Like I said, Arc 5 is about answering some of the questions that have been buzzing around this story from the very start. ‘Tainted promises’ isn’t explicit but it does have some pretty strong clues and indicators.
For most of the time I’ve been writing TMC, I’ve worried about NOT saying enough. I’ve been concerned that it’s a bit too vague and obtuse, with a) no clear baddie, b) no clear backstory and c) no clear threat. There’s been hints of all three all the wya through, sure, but none of it has come into focus. If I’ve done that right, it’s hopefully been mysterious and intriguing – but it could very easily just be tedious, frustrating or confusing. Given that people are STILL reading the book I assume it’s worked to some degree, though.
Arc 5, therefore, is turning out to be a LOT of fun. Rather than raising questions upon questions, I now get to start dropping big hints, which will gradually form up into actual reveals. There’s a certain thrill to that slow drawing back of the curtain.
In this chapter we continue to get the sense of how Pienya has been influenced throughout her life, suffering subtle and pernicious emotional abuse from Queen Anja, always pit against Kirya.

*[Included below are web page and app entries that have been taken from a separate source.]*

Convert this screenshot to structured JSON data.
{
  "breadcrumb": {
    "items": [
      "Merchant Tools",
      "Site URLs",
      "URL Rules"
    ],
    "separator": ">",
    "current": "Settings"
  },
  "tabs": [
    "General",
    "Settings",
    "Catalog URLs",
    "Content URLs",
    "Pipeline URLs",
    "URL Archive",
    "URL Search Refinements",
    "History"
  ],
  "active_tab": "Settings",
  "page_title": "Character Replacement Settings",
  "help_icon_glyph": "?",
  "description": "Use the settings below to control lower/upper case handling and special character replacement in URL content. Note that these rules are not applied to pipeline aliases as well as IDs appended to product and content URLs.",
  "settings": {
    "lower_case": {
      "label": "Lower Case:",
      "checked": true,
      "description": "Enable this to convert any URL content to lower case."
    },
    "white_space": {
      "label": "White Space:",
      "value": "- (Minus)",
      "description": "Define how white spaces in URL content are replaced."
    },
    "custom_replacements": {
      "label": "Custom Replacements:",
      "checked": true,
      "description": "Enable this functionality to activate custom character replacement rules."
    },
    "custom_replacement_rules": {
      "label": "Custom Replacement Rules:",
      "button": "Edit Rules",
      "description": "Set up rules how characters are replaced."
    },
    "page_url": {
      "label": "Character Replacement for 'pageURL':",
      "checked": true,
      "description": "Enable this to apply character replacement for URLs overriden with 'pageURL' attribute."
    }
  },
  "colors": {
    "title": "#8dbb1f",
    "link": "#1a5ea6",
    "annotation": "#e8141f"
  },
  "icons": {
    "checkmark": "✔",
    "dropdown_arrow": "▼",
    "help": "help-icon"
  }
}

Always the inferior sister – and not even recognised as a sister, despite being almost adopted by the queen. It’s a far cry from the character’s representation in the original draft, where she was simply an antagonist, monotonous henchman.
Here’s how she was introduced back in that first draft, on page 50:
“A clinking of metal prompted Feng to glance over Kyra’s shoulder and immediately return to his normal, reserved self. Kyra knew who it was before she even turned to look. With her brown leather uniform overlaid with chainmail and light armour plating, Pienya Martoc was an imposing young woman, only a few years older than Kyra. As the queen’s protector she carried herself with a quiet and cold intensity, her eyes constantly searching for a hint of deception or a treasonous thought. The tight armour outlined her strong but slight figure, her size disguising a hidden strength that enabled her to stand tall in such an uncompromising uniform. Small flecks of white interspersed her otherwise deep black hair that flowed almost to her ankles from beneath a wafer-thin, silver headpiece.”
Aside from anything else, I used to write a LOT more description upon first meeting a character. These days I tend to prefer to keep detail light and let the reader interpret the character according to their behaviour and a few key observations.
Back to ‘Tainted Promises’ – this chapter is all double-speak and manipulations, with Anja sounding entirely reasonable while saying entirely unreasonable things. She present highly circumspect thoughts as being in the king’s best interest. Pienya, alas, isn’t yet savvy enough to recognise that – I’m not sure she ever will be.